WHAT IS NEEDED: Each line of the data that includes "hint" must be copied.

──────── RECORDED DATA ────────

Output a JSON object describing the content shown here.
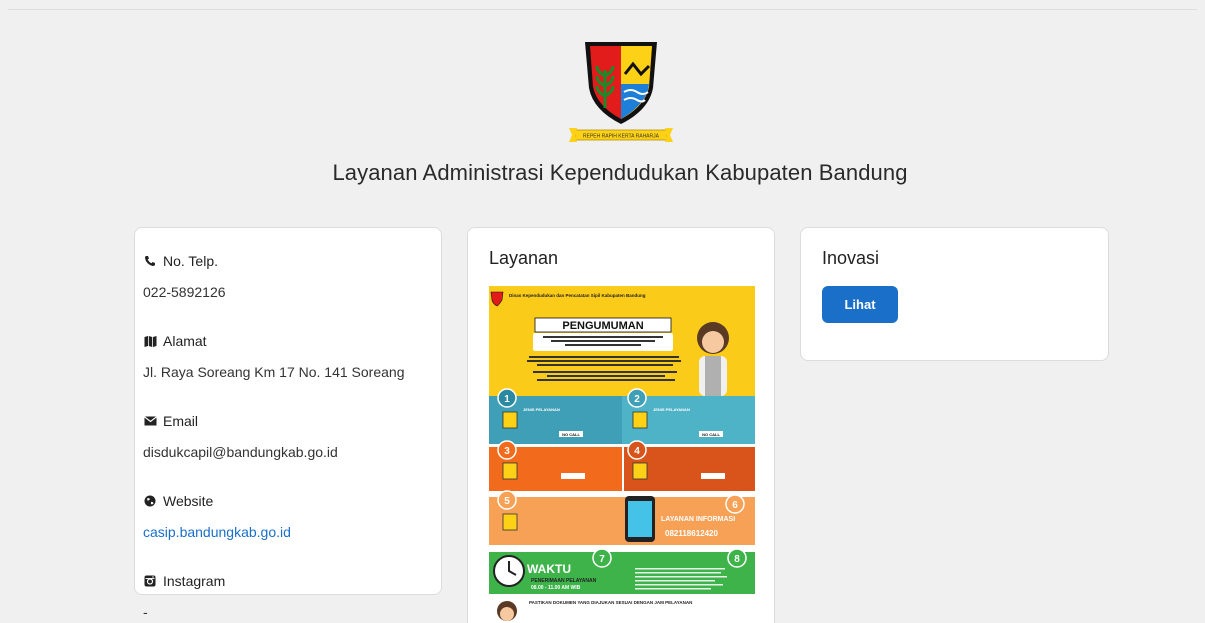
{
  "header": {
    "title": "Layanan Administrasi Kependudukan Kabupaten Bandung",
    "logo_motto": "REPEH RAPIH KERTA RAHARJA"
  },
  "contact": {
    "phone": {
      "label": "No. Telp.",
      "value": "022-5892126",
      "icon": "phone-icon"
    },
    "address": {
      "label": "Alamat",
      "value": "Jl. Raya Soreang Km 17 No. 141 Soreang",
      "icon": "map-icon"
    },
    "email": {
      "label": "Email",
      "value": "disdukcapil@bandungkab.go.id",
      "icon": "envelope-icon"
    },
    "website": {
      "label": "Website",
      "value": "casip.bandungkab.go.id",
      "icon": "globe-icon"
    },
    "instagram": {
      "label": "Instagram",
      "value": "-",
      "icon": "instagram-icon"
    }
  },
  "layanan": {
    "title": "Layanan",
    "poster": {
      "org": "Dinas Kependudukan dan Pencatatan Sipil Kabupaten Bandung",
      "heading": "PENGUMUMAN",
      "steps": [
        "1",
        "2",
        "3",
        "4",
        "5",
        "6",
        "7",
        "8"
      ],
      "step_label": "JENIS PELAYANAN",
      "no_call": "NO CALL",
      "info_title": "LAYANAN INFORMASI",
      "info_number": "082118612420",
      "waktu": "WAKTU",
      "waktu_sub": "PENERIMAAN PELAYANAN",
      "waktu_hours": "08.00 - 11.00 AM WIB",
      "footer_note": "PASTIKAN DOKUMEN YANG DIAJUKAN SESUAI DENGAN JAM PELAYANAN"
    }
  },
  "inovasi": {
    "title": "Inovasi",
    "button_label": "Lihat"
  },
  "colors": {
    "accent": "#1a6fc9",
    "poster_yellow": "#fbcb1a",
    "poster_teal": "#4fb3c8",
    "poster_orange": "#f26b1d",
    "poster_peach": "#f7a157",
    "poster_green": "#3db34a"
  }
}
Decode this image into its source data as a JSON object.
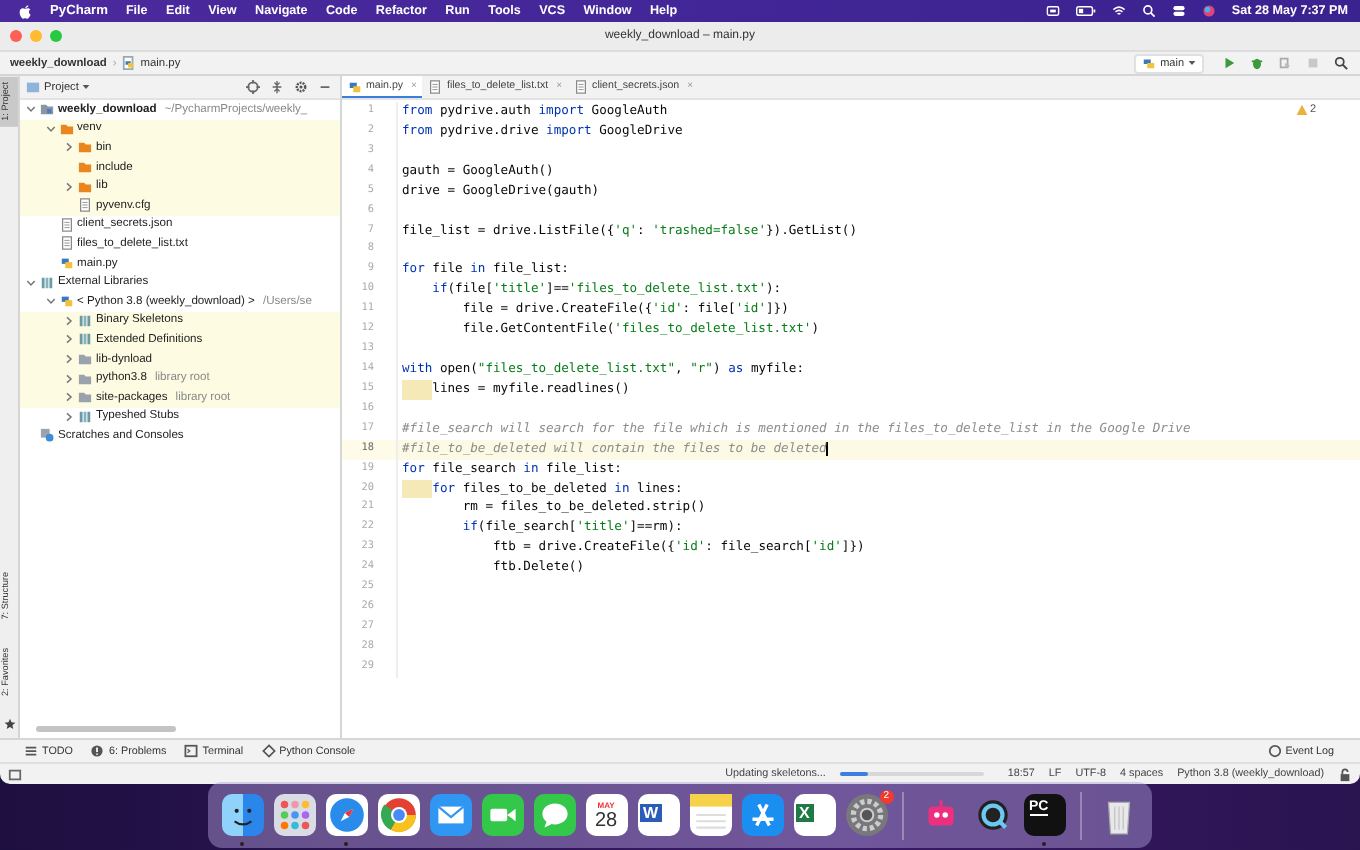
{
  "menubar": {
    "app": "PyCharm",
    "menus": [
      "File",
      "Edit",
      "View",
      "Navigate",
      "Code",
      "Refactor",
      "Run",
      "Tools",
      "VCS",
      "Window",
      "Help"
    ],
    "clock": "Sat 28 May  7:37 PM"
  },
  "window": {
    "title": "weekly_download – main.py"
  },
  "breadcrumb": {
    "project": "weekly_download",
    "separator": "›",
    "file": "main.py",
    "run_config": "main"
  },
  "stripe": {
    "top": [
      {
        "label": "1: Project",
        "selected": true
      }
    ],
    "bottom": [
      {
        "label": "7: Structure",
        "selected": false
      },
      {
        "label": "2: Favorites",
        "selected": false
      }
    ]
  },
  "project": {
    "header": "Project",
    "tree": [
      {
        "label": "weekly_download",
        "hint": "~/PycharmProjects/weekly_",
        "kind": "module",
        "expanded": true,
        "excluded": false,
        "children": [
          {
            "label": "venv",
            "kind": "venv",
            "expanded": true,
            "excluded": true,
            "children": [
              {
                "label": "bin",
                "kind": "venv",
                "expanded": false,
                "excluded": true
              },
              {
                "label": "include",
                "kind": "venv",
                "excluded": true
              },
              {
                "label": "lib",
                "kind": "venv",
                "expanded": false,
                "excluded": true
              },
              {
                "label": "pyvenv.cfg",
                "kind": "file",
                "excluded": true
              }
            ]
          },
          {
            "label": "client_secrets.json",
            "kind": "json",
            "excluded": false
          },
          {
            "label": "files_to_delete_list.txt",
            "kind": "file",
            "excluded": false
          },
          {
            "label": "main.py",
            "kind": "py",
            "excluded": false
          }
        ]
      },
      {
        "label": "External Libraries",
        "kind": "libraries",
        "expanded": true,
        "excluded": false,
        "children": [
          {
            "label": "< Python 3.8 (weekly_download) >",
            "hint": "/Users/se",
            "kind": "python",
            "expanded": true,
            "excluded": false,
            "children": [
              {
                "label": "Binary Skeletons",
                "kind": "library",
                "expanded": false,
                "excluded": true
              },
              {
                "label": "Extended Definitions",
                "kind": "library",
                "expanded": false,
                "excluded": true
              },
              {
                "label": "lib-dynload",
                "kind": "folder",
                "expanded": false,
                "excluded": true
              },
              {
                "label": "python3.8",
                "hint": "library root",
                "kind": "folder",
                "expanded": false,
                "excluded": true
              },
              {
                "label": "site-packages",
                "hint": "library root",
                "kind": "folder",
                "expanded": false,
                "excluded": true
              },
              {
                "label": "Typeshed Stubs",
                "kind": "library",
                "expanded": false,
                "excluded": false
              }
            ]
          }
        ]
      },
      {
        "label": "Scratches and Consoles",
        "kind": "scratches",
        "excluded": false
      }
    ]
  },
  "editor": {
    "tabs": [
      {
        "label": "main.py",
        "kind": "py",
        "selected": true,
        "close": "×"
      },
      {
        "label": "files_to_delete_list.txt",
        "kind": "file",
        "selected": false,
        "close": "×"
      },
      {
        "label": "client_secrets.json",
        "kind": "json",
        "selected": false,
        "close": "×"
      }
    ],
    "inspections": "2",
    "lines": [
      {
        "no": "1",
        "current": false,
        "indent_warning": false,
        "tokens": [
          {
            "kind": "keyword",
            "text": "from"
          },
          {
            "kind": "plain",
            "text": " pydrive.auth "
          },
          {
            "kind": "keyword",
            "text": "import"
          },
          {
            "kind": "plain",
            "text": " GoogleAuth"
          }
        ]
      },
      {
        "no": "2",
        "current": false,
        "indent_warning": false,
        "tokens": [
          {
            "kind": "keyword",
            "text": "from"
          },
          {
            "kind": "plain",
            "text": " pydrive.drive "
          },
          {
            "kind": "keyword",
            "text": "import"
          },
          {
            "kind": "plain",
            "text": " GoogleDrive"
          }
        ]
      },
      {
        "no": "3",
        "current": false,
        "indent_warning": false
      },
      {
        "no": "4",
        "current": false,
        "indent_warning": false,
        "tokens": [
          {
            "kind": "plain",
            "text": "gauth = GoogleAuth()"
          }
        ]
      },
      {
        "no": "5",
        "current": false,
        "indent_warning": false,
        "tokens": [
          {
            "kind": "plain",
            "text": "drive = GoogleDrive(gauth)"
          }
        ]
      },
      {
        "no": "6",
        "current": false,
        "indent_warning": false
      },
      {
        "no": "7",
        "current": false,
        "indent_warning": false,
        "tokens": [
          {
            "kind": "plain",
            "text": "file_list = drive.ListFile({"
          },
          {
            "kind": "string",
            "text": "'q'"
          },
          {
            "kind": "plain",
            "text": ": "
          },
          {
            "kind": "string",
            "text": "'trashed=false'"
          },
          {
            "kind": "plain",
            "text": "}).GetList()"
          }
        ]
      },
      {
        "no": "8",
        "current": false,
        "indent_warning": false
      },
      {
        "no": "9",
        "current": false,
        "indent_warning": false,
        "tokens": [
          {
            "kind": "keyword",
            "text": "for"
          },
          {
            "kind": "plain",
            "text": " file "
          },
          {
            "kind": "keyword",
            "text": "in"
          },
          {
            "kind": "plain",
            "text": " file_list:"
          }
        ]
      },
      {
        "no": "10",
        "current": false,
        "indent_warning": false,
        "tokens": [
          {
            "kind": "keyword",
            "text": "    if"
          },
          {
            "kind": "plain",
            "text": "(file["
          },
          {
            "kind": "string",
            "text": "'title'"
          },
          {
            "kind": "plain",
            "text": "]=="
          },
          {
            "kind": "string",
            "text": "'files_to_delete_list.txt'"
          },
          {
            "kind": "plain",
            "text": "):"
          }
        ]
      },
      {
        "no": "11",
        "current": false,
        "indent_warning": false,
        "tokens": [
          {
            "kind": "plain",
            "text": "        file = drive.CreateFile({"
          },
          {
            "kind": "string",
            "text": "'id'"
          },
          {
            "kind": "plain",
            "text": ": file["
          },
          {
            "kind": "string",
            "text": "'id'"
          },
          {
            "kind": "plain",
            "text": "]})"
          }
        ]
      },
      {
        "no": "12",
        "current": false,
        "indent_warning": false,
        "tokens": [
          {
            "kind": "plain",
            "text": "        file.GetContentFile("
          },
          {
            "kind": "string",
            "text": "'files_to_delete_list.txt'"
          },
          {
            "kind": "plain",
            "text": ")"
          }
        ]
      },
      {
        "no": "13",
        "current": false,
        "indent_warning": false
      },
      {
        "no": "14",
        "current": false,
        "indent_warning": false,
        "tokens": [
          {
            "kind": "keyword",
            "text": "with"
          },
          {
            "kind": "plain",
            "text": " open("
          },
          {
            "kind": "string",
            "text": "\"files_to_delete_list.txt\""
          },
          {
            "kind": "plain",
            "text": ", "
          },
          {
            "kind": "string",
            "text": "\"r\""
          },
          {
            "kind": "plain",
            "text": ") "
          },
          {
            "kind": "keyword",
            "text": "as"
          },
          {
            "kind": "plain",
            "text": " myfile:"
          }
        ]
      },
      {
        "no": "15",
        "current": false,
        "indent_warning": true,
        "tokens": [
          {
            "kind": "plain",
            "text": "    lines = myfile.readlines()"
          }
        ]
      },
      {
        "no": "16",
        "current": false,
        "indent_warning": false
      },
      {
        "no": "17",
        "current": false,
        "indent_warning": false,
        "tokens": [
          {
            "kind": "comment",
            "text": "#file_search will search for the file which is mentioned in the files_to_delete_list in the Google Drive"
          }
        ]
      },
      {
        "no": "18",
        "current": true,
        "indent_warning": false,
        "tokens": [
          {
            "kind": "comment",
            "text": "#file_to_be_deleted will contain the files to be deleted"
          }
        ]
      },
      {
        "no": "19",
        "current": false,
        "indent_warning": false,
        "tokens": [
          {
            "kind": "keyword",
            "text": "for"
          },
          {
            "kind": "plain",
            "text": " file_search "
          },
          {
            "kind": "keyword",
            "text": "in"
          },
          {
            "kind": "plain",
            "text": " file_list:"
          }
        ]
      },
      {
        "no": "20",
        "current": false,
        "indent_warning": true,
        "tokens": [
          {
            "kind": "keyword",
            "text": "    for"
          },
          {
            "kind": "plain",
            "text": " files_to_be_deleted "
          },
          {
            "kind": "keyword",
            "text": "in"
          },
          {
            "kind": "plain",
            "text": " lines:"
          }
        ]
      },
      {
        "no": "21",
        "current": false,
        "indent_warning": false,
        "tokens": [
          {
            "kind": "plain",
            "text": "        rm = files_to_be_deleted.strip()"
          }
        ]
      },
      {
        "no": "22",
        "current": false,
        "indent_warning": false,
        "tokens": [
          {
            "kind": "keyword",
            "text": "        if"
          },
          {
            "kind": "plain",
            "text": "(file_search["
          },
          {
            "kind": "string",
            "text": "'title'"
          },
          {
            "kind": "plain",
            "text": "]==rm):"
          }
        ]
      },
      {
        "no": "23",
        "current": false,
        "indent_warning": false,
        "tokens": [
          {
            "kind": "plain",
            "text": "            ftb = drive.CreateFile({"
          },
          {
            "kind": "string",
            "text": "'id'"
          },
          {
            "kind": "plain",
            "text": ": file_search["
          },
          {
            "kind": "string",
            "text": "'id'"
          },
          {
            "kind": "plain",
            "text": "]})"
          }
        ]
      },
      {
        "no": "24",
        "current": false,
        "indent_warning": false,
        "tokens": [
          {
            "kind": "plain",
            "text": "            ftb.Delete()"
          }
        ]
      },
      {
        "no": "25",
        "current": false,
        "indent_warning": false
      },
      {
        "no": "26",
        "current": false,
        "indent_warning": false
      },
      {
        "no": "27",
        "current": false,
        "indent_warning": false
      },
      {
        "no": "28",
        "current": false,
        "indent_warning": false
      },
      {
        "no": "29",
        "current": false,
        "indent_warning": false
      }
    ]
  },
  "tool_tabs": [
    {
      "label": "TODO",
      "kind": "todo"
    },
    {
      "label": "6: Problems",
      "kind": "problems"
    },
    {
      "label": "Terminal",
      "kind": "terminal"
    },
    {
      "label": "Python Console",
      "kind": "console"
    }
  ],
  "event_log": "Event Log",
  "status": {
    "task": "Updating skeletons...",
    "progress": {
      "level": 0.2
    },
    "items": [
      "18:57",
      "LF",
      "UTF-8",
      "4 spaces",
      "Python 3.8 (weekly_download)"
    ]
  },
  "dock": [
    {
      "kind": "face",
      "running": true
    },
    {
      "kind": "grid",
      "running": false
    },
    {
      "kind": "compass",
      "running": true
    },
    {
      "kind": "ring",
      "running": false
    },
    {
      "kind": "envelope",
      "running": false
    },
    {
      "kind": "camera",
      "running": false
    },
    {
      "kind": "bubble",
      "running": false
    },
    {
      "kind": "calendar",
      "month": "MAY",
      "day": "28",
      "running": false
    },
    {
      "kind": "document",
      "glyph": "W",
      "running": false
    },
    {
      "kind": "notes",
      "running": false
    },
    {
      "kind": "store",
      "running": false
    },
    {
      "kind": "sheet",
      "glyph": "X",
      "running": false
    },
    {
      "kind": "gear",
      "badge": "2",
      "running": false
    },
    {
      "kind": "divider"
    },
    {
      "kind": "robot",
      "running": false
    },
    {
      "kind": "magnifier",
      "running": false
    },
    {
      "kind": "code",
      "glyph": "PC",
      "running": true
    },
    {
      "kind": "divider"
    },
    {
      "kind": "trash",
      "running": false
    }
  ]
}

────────

WRITTEN SOLUTION:
        "hint": "~/PycharmProjects/weekly_",
            "hint": "/Users/se",
                "hint": "library root",
                "hint": "library root",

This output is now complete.